(Collected data entries)
------------

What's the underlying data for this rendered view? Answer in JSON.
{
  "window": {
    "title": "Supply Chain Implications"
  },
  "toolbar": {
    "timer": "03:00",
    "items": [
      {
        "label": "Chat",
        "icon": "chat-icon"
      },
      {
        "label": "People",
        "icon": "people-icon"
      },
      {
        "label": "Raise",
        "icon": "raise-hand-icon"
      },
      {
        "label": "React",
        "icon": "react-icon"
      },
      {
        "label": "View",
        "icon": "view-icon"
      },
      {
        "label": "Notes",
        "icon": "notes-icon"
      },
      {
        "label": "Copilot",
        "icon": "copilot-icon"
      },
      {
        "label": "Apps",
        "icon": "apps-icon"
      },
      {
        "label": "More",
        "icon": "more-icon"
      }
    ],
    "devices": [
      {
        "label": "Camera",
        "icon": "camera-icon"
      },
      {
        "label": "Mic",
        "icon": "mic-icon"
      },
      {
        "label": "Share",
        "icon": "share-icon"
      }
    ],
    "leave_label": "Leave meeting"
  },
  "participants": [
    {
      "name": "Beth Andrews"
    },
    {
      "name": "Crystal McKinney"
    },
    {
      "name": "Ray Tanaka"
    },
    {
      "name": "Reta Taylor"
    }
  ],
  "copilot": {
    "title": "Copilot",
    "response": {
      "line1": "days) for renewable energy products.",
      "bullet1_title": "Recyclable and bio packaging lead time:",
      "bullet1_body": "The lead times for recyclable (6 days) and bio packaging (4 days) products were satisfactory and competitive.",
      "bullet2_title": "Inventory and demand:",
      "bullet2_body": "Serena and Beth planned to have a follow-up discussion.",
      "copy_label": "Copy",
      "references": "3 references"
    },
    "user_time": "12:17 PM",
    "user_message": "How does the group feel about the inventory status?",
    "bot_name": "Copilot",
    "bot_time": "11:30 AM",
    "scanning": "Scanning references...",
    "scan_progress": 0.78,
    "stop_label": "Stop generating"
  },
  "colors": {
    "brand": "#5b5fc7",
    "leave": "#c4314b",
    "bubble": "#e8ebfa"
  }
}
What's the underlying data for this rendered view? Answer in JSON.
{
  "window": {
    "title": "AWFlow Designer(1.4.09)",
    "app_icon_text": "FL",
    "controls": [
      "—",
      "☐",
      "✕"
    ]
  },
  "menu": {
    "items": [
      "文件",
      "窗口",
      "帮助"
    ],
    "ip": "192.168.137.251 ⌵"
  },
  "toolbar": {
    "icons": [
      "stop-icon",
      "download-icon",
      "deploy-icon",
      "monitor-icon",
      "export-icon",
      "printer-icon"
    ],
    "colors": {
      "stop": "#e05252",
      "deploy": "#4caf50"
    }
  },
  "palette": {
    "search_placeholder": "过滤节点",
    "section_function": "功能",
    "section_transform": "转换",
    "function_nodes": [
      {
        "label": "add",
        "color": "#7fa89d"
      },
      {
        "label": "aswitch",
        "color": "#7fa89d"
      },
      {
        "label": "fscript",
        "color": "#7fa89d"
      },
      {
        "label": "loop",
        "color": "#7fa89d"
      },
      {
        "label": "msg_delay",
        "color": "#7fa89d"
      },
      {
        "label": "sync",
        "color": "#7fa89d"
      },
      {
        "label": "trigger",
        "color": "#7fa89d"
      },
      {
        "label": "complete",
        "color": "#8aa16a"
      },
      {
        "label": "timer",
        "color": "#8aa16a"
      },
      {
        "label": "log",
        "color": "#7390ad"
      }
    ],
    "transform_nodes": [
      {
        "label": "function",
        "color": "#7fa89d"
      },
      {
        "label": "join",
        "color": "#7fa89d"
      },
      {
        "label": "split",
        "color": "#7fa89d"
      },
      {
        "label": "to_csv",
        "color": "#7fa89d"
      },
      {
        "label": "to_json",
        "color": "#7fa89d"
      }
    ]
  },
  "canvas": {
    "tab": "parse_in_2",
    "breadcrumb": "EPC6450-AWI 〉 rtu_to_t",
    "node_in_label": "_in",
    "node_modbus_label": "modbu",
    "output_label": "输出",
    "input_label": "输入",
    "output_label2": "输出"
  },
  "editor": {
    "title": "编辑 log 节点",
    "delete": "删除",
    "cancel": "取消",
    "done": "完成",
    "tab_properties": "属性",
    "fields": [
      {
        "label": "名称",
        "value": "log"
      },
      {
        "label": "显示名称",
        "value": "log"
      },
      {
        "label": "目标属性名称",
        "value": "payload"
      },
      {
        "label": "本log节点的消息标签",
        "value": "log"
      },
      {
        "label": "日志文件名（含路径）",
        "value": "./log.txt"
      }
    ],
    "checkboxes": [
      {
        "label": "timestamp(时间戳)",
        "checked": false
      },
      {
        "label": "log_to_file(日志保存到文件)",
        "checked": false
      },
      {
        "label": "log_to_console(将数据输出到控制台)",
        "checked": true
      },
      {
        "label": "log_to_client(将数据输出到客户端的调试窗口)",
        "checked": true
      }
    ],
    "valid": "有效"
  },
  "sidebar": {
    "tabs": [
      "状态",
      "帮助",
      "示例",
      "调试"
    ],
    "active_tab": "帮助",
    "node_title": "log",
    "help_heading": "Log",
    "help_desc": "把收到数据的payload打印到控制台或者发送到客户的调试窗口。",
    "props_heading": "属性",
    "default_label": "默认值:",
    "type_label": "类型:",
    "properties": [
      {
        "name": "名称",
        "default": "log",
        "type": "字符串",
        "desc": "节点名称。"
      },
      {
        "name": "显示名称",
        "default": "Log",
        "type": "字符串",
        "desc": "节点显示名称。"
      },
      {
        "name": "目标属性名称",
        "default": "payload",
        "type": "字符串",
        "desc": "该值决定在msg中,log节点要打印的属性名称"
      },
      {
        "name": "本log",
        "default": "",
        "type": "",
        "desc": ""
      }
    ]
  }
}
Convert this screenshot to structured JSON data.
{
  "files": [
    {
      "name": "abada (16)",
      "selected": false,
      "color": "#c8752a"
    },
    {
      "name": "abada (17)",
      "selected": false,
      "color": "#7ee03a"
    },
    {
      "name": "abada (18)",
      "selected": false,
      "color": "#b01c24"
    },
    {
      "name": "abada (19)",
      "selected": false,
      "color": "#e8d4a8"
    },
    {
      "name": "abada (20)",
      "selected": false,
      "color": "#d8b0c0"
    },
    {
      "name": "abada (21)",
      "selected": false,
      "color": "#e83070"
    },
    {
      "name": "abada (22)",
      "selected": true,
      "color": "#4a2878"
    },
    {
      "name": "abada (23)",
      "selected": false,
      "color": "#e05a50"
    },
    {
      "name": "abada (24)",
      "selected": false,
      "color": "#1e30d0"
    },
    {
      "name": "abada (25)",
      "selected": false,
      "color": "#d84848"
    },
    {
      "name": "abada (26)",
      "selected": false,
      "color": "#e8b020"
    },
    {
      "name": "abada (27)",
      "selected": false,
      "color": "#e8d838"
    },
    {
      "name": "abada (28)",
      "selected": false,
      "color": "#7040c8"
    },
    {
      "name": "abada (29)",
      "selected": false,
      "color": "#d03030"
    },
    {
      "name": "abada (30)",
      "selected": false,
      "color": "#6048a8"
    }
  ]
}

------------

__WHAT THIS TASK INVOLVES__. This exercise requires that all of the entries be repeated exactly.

__WORKED SOLUTION__.
What's the underlying data for this rendered view? Answer in JSON.
{
  "window": {
    "title": "Supply Chain Implications"
  },
  "toolbar": {
    "timer": "03:00",
    "items": [
      {
        "label": "Chat",
        "icon": "chat-icon"
      },
      {
        "label": "People",
        "icon": "people-icon"
      },
      {
        "label": "Raise",
        "icon": "raise-hand-icon"
      },
      {
        "label": "React",
        "icon": "react-icon"
      },
      {
        "label": "View",
        "icon": "view-icon"
      },
      {
        "label": "Notes",
        "icon": "notes-icon"
      },
      {
        "label": "Copilot",
        "icon": "copilot-icon"
      },
      {
        "label": "Apps",
        "icon": "apps-icon"
      },
      {
        "label": "More",
        "icon": "more-icon"
      }
    ],
    "devices": [
      {
        "label": "Camera",
        "icon": "camera-icon"
      },
      {
        "label": "Mic",
        "icon": "mic-icon"
      },
      {
        "label": "Share",
        "icon": "share-icon"
      }
    ],
    "leave_label": "Leave meeting"
  },
  "participants": [
    {
      "name": "Beth Andrews"
    },
    {
      "name": "Crystal McKinney"
    },
    {
      "name": "Ray Tanaka"
    },
    {
      "name": "Reta Taylor"
    }
  ],
  "copilot": {
    "title": "Copilot",
    "response": {
      "line1": "days) for renewable energy products.",
      "bullet1_title": "Recyclable and bio packaging lead time:",
      "bullet1_body": "The lead times for recyclable (6 days) and bio packaging (4 days) products were satisfactory and competitive.",
      "bullet2_title": "Inventory and demand:",
      "bullet2_body": "Serena and Beth planned to have a follow-up discussion.",
      "copy_label": "Copy",
      "references": "3 references"
    },
    "user_time": "12:17 PM",
    "user_message": "How does the group feel about the inventory status?",
    "bot_name": "Copilot",
    "bot_time": "11:30 AM",
    "scanning": "Scanning references...",
    "scan_progress": 0.78,
    "stop_label": "Stop generating"
  },
  "colors": {
    "brand": "#5b5fc7",
    "leave": "#c4314b",
    "bubble": "#e8ebfa"
  }
}
What's the underlying data for this rendered view? Answer in JSON.
{
  "window": {
    "title": "AWFlow Designer(1.4.09)",
    "app_icon_text": "FL",
    "controls": [
      "—",
      "☐",
      "✕"
    ]
  },
  "menu": {
    "items": [
      "文件",
      "窗口",
      "帮助"
    ],
    "ip": "192.168.137.251 ⌵"
  },
  "toolbar": {
    "icons": [
      "stop-icon",
      "download-icon",
      "deploy-icon",
      "monitor-icon",
      "export-icon",
      "printer-icon"
    ],
    "colors": {
      "stop": "#e05252",
      "deploy": "#4caf50"
    }
  },
  "palette": {
    "search_placeholder": "过滤节点",
    "section_function": "功能",
    "section_transform": "转换",
    "function_nodes": [
      {
        "label": "add",
        "color": "#7fa89d"
      },
      {
        "label": "aswitch",
        "color": "#7fa89d"
      },
      {
        "label": "fscript",
        "color": "#7fa89d"
      },
      {
        "label": "loop",
        "color": "#7fa89d"
      },
      {
        "label": "msg_delay",
        "color": "#7fa89d"
      },
      {
        "label": "sync",
        "color": "#7fa89d"
      },
      {
        "label": "trigger",
        "color": "#7fa89d"
      },
      {
        "label": "complete",
        "color": "#8aa16a"
      },
      {
        "label": "timer",
        "color": "#8aa16a"
      },
      {
        "label": "log",
        "color": "#7390ad"
      }
    ],
    "transform_nodes": [
      {
        "label": "function",
        "color": "#7fa89d"
      },
      {
        "label": "join",
        "color": "#7fa89d"
      },
      {
        "label": "split",
        "color": "#7fa89d"
      },
      {
        "label": "to_csv",
        "color": "#7fa89d"
      },
      {
        "label": "to_json",
        "color": "#7fa89d"
      }
    ]
  },
  "canvas": {
    "tab": "parse_in_2",
    "breadcrumb": "EPC6450-AWI 〉 rtu_to_t",
    "node_in_label": "_in",
    "node_modbus_label": "modbu",
    "output_label": "输出",
    "input_label": "输入",
    "output_label2": "输出"
  },
  "editor": {
    "title": "编辑 log 节点",
    "delete": "删除",
    "cancel": "取消",
    "done": "完成",
    "tab_properties": "属性",
    "fields": [
      {
        "label": "名称",
        "value": "log"
      },
      {
        "label": "显示名称",
        "value": "log"
      },
      {
        "label": "目标属性名称",
        "value": "payload"
      },
      {
        "label": "本log节点的消息标签",
        "value": "log"
      },
      {
        "label": "日志文件名（含路径）",
        "value": "./log.txt"
      }
    ],
    "checkboxes": [
      {
        "label": "timestamp(时间戳)",
        "checked": false
      },
      {
        "label": "log_to_file(日志保存到文件)",
        "checked": false
      },
      {
        "label": "log_to_console(将数据输出到控制台)",
        "checked": true
      },
      {
        "label": "log_to_client(将数据输出到客户端的调试窗口)",
        "checked": true
      }
    ],
    "valid": "有效"
  },
  "sidebar": {
    "tabs": [
      "状态",
      "帮助",
      "示例",
      "调试"
    ],
    "active_tab": "帮助",
    "node_title": "log",
    "help_heading": "Log",
    "help_desc": "把收到数据的payload打印到控制台或者发送到客户的调试窗口。",
    "props_heading": "属性",
    "default_label": "默认值:",
    "type_label": "类型:",
    "properties": [
      {
        "name": "名称",
        "default": "log",
        "type": "字符串",
        "desc": "节点名称。"
      },
      {
        "name": "显示名称",
        "default": "Log",
        "type": "字符串",
        "desc": "节点显示名称。"
      },
      {
        "name": "目标属性名称",
        "default": "payload",
        "type": "字符串",
        "desc": "该值决定在msg中,log节点要打印的属性名称"
      },
      {
        "name": "本log",
        "default": "",
        "type": "",
        "desc": ""
      }
    ]
  }
}
Convert this screenshot to structured JSON data.
{
  "files": [
    {
      "name": "abada (16)",
      "selected": false,
      "color": "#c8752a"
    },
    {
      "name": "abada (17)",
      "selected": false,
      "color": "#7ee03a"
    },
    {
      "name": "abada (18)",
      "selected": false,
      "color": "#b01c24"
    },
    {
      "name": "abada (19)",
      "selected": false,
      "color": "#e8d4a8"
    },
    {
      "name": "abada (20)",
      "selected": false,
      "color": "#d8b0c0"
    },
    {
      "name": "abada (21)",
      "selected": false,
      "color": "#e83070"
    },
    {
      "name": "abada (22)",
      "selected": true,
      "color": "#4a2878"
    },
    {
      "name": "abada (23)",
      "selected": false,
      "color": "#e05a50"
    },
    {
      "name": "abada (24)",
      "selected": false,
      "color": "#1e30d0"
    },
    {
      "name": "abada (25)",
      "selected": false,
      "color": "#d84848"
    },
    {
      "name": "abada (26)",
      "selected": false,
      "color": "#e8b020"
    },
    {
      "name": "abada (27)",
      "selected": false,
      "color": "#e8d838"
    },
    {
      "name": "abada (28)",
      "selected": false,
      "color": "#7040c8"
    },
    {
      "name": "abada (29)",
      "selected": false,
      "color": "#d03030"
    },
    {
      "name": "abada (30)",
      "selected": false,
      "color": "#6048a8"
    }
  ]
}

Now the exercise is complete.